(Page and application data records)
═══

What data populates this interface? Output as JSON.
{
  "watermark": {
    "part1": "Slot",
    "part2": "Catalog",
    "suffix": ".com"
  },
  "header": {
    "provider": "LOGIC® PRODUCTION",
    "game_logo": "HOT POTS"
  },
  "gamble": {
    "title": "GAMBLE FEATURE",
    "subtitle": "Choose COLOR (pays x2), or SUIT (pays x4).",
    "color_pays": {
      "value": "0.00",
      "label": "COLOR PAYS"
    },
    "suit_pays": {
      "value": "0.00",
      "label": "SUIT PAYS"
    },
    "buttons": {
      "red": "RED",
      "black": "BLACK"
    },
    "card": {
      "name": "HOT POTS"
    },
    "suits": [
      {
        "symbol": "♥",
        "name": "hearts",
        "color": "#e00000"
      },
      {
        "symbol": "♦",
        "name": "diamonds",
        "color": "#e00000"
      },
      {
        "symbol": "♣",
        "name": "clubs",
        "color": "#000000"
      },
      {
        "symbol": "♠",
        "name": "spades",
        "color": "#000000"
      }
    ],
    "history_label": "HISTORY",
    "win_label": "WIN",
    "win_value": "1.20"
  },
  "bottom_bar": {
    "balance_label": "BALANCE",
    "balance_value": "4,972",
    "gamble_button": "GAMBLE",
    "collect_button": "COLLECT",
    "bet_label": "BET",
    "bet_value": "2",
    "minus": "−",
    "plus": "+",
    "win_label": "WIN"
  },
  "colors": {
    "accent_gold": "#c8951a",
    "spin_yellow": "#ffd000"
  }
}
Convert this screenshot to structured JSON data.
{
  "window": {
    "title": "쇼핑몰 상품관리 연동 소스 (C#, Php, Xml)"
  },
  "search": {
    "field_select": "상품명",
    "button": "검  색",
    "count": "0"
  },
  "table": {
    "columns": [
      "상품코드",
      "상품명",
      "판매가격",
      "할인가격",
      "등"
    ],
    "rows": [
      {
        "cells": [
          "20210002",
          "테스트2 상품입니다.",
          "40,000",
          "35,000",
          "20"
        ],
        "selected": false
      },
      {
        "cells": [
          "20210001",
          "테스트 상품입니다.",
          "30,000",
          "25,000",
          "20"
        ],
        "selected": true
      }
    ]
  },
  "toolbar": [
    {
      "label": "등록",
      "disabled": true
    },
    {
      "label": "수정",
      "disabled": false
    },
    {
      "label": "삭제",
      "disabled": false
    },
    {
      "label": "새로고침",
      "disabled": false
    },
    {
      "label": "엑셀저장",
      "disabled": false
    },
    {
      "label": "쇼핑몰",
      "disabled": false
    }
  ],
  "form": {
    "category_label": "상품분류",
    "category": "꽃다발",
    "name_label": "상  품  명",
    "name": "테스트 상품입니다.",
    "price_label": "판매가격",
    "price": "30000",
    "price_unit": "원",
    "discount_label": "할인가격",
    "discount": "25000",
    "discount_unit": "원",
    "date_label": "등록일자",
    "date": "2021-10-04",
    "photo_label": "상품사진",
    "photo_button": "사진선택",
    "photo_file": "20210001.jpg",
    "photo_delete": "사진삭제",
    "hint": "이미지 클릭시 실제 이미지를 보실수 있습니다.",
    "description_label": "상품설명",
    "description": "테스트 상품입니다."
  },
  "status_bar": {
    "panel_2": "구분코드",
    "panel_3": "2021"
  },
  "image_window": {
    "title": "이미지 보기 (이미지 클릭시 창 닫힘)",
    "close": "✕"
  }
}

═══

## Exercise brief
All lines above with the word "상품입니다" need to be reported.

## Expected answer
          "테스트2 상품입니다.",
          "테스트 상품입니다.",
    "name": "테스트 상품입니다.",
    "description": "테스트 상품입니다."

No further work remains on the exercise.